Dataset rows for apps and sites
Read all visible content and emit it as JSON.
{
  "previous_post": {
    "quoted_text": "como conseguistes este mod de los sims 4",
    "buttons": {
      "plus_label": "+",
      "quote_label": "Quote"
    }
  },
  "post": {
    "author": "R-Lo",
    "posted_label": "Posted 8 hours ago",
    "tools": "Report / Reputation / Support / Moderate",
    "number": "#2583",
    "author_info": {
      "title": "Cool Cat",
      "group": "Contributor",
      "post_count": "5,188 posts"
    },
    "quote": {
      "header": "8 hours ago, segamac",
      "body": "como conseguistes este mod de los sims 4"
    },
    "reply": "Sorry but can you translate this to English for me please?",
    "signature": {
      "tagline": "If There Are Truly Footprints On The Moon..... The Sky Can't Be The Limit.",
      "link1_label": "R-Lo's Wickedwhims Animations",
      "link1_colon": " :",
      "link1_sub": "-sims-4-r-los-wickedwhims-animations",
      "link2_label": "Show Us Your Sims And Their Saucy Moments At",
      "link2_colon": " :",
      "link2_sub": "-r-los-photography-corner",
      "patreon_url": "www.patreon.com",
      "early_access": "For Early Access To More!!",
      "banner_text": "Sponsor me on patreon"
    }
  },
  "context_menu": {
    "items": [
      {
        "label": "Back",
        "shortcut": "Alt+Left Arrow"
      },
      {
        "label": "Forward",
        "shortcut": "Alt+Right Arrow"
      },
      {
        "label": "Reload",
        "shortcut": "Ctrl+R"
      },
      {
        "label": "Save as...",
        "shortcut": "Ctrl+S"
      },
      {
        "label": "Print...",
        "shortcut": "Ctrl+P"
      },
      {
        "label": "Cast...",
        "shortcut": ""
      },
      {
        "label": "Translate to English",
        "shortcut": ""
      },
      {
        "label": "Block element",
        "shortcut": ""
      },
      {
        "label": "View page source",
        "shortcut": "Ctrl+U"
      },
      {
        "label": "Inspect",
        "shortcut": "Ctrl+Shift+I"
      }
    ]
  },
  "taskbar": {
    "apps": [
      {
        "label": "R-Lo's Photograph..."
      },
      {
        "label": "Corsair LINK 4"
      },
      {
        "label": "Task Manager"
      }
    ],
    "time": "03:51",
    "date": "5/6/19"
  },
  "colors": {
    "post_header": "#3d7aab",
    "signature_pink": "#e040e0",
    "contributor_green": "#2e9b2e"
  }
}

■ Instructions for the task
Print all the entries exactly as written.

■ Answer
Read all visible content and emit it as JSON.
{
  "previous_post": {
    "quoted_text": "como conseguistes este mod de los sims 4",
    "buttons": {
      "plus_label": "+",
      "quote_label": "Quote"
    }
  },
  "post": {
    "author": "R-Lo",
    "posted_label": "Posted 8 hours ago",
    "tools": "Report / Reputation / Support / Moderate",
    "number": "#2583",
    "author_info": {
      "title": "Cool Cat",
      "group": "Contributor",
      "post_count": "5,188 posts"
    },
    "quote": {
      "header": "8 hours ago, segamac",
      "body": "como conseguistes este mod de los sims 4"
    },
    "reply": "Sorry but can you translate this to English for me please?",
    "signature": {
      "tagline": "If There Are Truly Footprints On The Moon..... The Sky Can't Be The Limit.",
      "link1_label": "R-Lo's Wickedwhims Animations",
      "link1_colon": " :",
      "link1_sub": "-sims-4-r-los-wickedwhims-animations",
      "link2_label": "Show Us Your Sims And Their Saucy Moments At",
      "link2_colon": " :",
      "link2_sub": "-r-los-photography-corner",
      "patreon_url": "www.patreon.com",
      "early_access": "For Early Access To More!!",
      "banner_text": "Sponsor me on patreon"
    }
  },
  "context_menu": {
    "items": [
      {
        "label": "Back",
        "shortcut": "Alt+Left Arrow"
      },
      {
        "label": "Forward",
        "shortcut": "Alt+Right Arrow"
      },
      {
        "label": "Reload",
        "shortcut": "Ctrl+R"
      },
      {
        "label": "Save as...",
        "shortcut": "Ctrl+S"
      },
      {
        "label": "Print...",
        "shortcut": "Ctrl+P"
      },
      {
        "label": "Cast...",
        "shortcut": ""
      },
      {
        "label": "Translate to English",
        "shortcut": ""
      },
      {
        "label": "Block element",
        "shortcut": ""
      },
      {
        "label": "View page source",
        "shortcut": "Ctrl+U"
      },
      {
        "label": "Inspect",
        "shortcut": "Ctrl+Shift+I"
      }
    ]
  },
  "taskbar": {
    "apps": [
      {
        "label": "R-Lo's Photograph..."
      },
      {
        "label": "Corsair LINK 4"
      },
      {
        "label": "Task Manager"
      }
    ],
    "time": "03:51",
    "date": "5/6/19"
  },
  "colors": {
    "post_header": "#3d7aab",
    "signature_pink": "#e040e0",
    "contributor_green": "#2e9b2e"
  }
}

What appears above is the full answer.